It will be important to monitor the implementation of these policies to ensure that additional resources are being provided to deliver the proposed interventions, rather than them being reprioritised from other programmes, and that programmes are being executed according to the timetables assumed in our forecast. And our ongoing assessment of their economic impact will also be informed by a regular programme of rigorous evaluation of the various interventions which we will draw on to refine our estimates of their supply-side impact over time.

Other policies announced in this Budget directly affect inflation. Taken together, the freezing of fuel duty, changes to alcohol duty and the extension of the EPG lower CPI inflation by 0.7 percentage points in 2023-24. The effects of subsequent increases to fuel and alcohol duties and the EPG measure then add 0.4 percentage points to CPI inflation in 2024-25.

This box was originally published in Economic and fiscal outlook – March 2023

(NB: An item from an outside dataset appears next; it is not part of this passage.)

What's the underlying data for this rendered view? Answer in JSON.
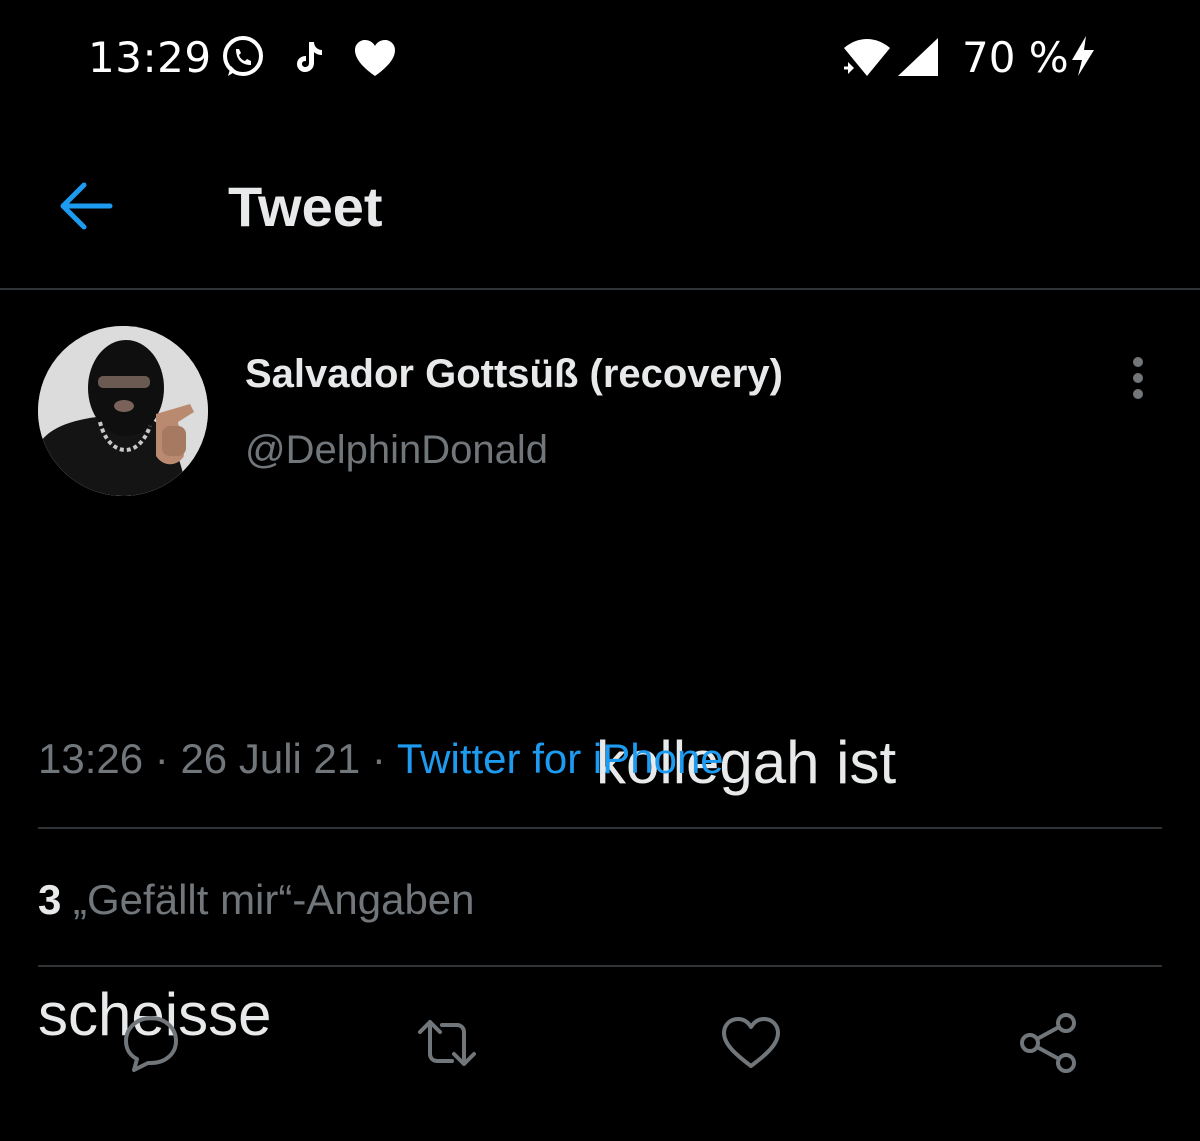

a See our December 2019 Forecast evaluation report, and November 2020 Economic and fiscal outlook.
b See our Briefing Paper No. 8: Forecasting potential outputthe supply side of the economy, November 2022.
c Based on our assessment of the literature, e.g., M. Brewer, et al., Does free childcare help parents work more, IFS, March 2020.
d This assessment is, in part, based on analysis of the impact of similar changes that have already occurred in Northern Ireland.
e Based on evidence from our NHS pensions forecast and from the medical profession more generally, see NHS England, Submission to the Review Body on Doctors’ and Dentists’ Remuneration, Evidence for the 2023/24 pay round, 2022, which cites pensions tax policy as the most likely reason clinicians will reduce hours or retire early.
f Our estimates are based on DWP’s unpublished analysis of the Work Choice programme.
g We can only do this comparison for measures whose impacts we have explicitly quantified. For instance, the November 2020 Economic and fiscal outlook did not explicitly quantify any impact on potential output from the coronavirus job retention and business guarantee schemes but noted that their effects on potential output could be “substantial”.